Laurent Gbagbo was acquittal last year over post-electoral violence that killed 3,000 and released to Belgium — which set some ground rules
The Hague — On Thursday, former Ivory Coast president Laurent Gbagbo asked the International Criminal Court (ICC) for his unconditional release following his acquittal last year over post-electoral violence that killed 3,000 people.
Gbagbo and his deputy Charles Blé Goudé were both cleared of crimes against humanity a year ago, eight years after the former West African strongman’s arrest and transfer to The Hague-based court.
Belgium agreed to host Gbagbo after he was released in February last year under strict conditions, including that he would return to court for a prosecution appeal against his acquittal.
However, Dov Jacobs, a member of Gbagbo’s legal team told judges “in principle, there can be no restrictions on an acquitted person”. Such a person “must be able to exercise all of their rights including their civil and political rights”, Jacobs said. “The only logical outcome is to abandon all conditions restricting freedom.”
The hearing at the ICC, set up in 2002 to try the world’s worst crimes, will continue on Friday, but it is unclear when judges will hand down a decision.
Blé Goudé, who lives in The Hague, was released under similar conditions. He was sentenced late last year to 20 years in absentia by an Ivorian court over murder, rape and torture charges.

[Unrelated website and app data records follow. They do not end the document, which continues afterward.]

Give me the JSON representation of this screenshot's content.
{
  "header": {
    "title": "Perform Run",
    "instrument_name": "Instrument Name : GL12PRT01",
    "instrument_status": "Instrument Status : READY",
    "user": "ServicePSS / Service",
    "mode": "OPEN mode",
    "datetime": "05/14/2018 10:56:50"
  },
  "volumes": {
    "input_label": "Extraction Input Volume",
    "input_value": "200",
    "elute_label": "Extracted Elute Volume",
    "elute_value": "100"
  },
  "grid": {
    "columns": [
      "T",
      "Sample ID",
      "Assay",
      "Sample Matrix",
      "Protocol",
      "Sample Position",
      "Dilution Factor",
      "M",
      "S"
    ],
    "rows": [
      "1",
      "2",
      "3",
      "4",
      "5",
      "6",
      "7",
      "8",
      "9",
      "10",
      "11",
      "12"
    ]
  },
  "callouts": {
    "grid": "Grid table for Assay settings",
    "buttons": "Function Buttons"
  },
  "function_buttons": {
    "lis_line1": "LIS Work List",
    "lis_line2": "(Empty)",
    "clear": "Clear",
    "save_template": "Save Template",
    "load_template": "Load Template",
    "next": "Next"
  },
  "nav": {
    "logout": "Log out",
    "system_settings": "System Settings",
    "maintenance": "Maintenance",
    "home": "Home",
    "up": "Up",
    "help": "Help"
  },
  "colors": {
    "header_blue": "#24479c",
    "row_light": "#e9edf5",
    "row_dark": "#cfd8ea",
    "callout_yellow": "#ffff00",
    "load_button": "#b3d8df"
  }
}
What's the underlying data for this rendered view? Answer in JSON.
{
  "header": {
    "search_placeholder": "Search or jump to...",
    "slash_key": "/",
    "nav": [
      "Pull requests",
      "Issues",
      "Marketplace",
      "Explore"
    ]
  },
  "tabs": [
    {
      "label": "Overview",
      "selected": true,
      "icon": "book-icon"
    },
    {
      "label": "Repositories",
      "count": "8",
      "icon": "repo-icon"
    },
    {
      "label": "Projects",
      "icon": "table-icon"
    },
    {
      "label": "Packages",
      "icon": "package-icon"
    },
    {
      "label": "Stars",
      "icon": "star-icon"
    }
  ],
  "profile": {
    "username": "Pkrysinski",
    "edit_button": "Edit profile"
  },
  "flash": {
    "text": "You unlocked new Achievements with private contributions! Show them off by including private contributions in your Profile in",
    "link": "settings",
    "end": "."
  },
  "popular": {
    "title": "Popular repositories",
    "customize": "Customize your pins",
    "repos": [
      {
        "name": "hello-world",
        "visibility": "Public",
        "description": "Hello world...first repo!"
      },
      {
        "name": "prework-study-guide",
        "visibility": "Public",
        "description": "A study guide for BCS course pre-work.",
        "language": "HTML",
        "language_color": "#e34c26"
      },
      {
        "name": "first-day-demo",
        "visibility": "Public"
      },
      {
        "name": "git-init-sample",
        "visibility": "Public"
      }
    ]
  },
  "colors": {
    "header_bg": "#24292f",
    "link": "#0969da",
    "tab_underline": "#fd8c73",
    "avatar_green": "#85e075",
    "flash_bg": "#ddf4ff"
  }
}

However, following Blé Goudé’s acquittal at the ICC, an Ivorian court brought a fresh trial against him over the 2010/2011 bloodshed which followed the disputed vote in the West African nation.